Singapore Property - Capital Controls ~ What If?
What if cross-border capital flows are restricted?
- Recent Chinese, Malaysian and Indonesian measures to stem capital flights from their respective countries suggest that the free flow of capital across borders should not be taken for granted.
- While no regional countries have resorted to draconian capital controls to date, we think the impact on demand for Singapore property will be muted even if the screws are tightened further.
- We remain NEUTRAL on the sector with CCT, KREIT and UOL as our preferred stocks.
Small impact on residential demand
- As 25% of current demand for new private homes springs from foreigners, restrictions on cross-border capital flows may affect this market.
- Nonetheless, we believe the influence of foreign capital has receded quite a fair bit in recent years. The 75% of demand that is supported by locals today is higher than pre-GFC levels of 66% in 2007 and 71% in 2011, before the introduction of Additional Buyers’ Stamp Duties for foreign home buyers. Hence, we do not expect major price falls if capital controls are implemented.
- The three largest groups of foreign buyers in Singapore are the Chinese, Malaysians and Indonesians, with respective market shares of 7.5%, 6.2% and 2.4%. Actual flows from these markets may be larger as companies and foreign buyers with undisclosed nationalities account for another 5.6% of demand.
Less foreign competition for development land
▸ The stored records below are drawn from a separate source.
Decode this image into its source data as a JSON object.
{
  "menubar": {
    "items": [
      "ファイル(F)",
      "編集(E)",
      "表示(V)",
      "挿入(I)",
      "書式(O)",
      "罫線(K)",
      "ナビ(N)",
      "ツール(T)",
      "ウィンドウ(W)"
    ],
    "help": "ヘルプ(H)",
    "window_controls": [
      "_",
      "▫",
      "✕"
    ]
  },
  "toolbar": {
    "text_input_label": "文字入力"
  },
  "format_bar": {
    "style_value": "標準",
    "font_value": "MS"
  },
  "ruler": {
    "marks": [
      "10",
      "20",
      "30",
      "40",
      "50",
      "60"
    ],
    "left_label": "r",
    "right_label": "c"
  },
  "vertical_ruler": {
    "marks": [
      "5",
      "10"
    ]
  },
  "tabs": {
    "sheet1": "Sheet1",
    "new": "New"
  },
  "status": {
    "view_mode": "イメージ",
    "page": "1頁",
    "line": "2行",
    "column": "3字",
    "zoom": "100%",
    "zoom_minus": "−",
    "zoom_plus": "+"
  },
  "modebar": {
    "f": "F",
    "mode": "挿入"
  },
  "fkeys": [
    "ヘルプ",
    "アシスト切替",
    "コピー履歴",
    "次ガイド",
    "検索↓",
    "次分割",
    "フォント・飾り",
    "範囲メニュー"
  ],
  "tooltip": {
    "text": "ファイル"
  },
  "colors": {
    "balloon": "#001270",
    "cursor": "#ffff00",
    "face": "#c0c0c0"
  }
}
- We estimate that over 40% of development land has been sold to foreign developers since 2013. Chinese developers were the most avid buyers with an estimated share of 15%. We believe that foreign participation at land tenders has ratcheted up competition and that a reversal of this trend could help local developers replenish land at more reasonable prices.
Potential impediment to commercial real-estate investments
- On the other hand, depending on the origin of investment capital, restrictions on capital flows may rein in investment demand for commercial properties. Major office deals this year involved capital from Indonesia and Qatar.
Incremental impact on our stock views
- While we see a minimal impact on Singapore’s property market if capital controls increase, we could turn more negative on developers with large high-end residential exposure. This is because the high end of the market has bigger exposure to foreign capital.
- Ho Bee and Wing Tai have pure high-end exposure while CDL has a large amount of saleable resources at the high end. Cutting our home-sales assumptions by 10% for 2017-18E would result in 3% lower EPS for CDL and 14% lower for Wing Tai. The impact on CAPL, UOL and Ho Bee would be smaller, at 1% or less.
- We will also be more positive on developers with small land banks and good balance-sheet capacity. Less foreign competition for development land may result in less aggressive bids. Wing Tai, CDL and UOL have the lowest leverage in our coverage with net gearing of 20%, 27% and 27% respectively.